## To multiply a matrix by a single number (a scalar), each

individual element of the matrix is multiplied by that
number. For example:
3 2 5   12

8 20 
4×  =
6 1 7   24 4 28 
That is:
k  aij  =  kaij 
   

Example

## It means that, in inverse, we can take a common factor out of

every element-not just one row or one column as determinants,
e.g.:

10 25 45 2 5 9 
35 15 50 = 5 × 7 3 10
   

## STROUD Worked examples and exercises are in the text

Multiplication of matrices
Programme 5: Matrices
Multiplication if two matrices

## aik bkj = cij

Two matrices can only be multiplied when the number of columns in
the first matrix equals to the number of rows in the second matrix.

## The ijth element of the product matrix is obtained by multiplying each

element in the ith row of the first matrix by the corresponding element
in the jth column of the second matrix.

For example:

## STROUD Worked examples and exercises are in the text

Multiplication of matrices Programme 5: Matrices
Multiplication if two matrices
 b11 
 a11 a12 a13 
If A =  and B = b 
 21 
 a21 a22 a23 
 b23 
 31 
 b11 
 a11 a12 a13     a11b11 + a12b21 + a13b31 
then A.B =   . b21  =  
 a21 a22 a23  a b + a b + a b
 21 11 22 21 23 31 
 b31 
 23 
8
 4 7 6   4 × 8 + 7 × 5 + 6 × 9 32 + 35 + 54 121
Example 2 3 1.5 =  2 × 8 + 3 × 5 + 1× 9  =  16 + 15 + 9  =  40 
  9      
 

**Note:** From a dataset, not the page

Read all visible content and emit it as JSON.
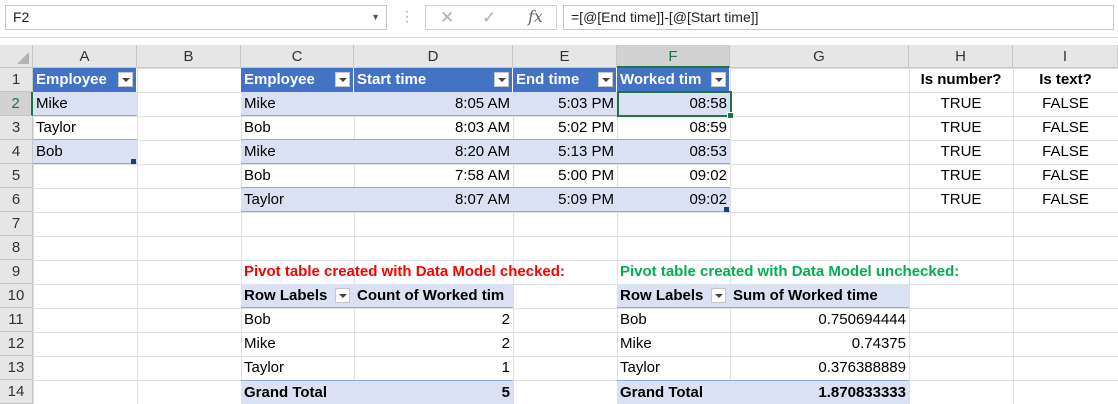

## STROUD Worked examples and exercises are in the text

Multiplication of matrices
Programme 5: Matrices
Multiplication if two matrices
If A = ( aij ) is an n × m matrix and
B = ( bij ) is an m × q matrix then
C = A.B = ( cij ) is an n × q matrix where

m
c = ∑ aik bkj
ij k =1

The product of an (n×m) matrix and an (m×q) matrix has order (n×q)
Example

 7 1
 2 4 6    14 − 8 + 24 2 + 36 + 18 30 56
(aik ).(bkj ) =   .− 2 9 = 
21 − 18 + 20 3 + 81 + 15  =
23 99 
 3 9 5  2×3  4 3   2×2  
  3×2

## STROUD Worked examples and exercises are in the text

Multiplication of matrices
Programme 5: Matrices
Multiplication if two matrices
Only a square matrix can be squared, e.g.:

## 4 7  2 4 7  4 7  16 + 35 28 + 14 51 42

A=  ⇒ A = .  =  = 
 5 2   5 2  5 2   20 + 10 35 + 4   30 39 
In matrix multiplication, A.B≠B.A, multiplication is not commutative, e.g.:

5 2  41 16 32
 9 2 4    71 30
A = 7 4, B =  A.B = 55 26 52 , B.A = 29 14 
 − 2 3 6
25 9 18   
3 1

## In the product A.B, B is pre-multiplied by A

and, A is post-multiplied by B.

## STROUD Worked examples and exercises are in the text

Matrices – definitions
Programme 5: Matrices
Matrix notation
Equal matrices
Addition and subtraction of matrices
Multiplication of matrices
Transpose of a matrix
Special matrices
Determinant of a square matrix
Inverse of a square matrix
Solution set of linear equations
Eigenvalues and eigenvectors

## STROUD Worked examples and exercises are in the text

Transpose of a matrix Programme 5: Matrices

## If a new matrix is formed by interchanging rows and columns, it is

called the transpose of the original matrix and denoted as AT or Ã.
For example, if:
 4 6
  T
 4 7 2
A =  7 9  then A = 
6 9 5 
 2 5  
 
The first row becomes the first column,
The second row becomes the second column,
. . .
. . .

## STROUD Worked examples and exercises are in the text

Example

 4 6
 4 7 2
A = 7 9 ⇒ A T = 
6 9 5 
2 5  

4 0
2 7 6
A=  , B = 
3 7

 3 1 5  1 5

## 35 79 T 35 20

A.B =   , (A.B ) =  
 20 32   79 32 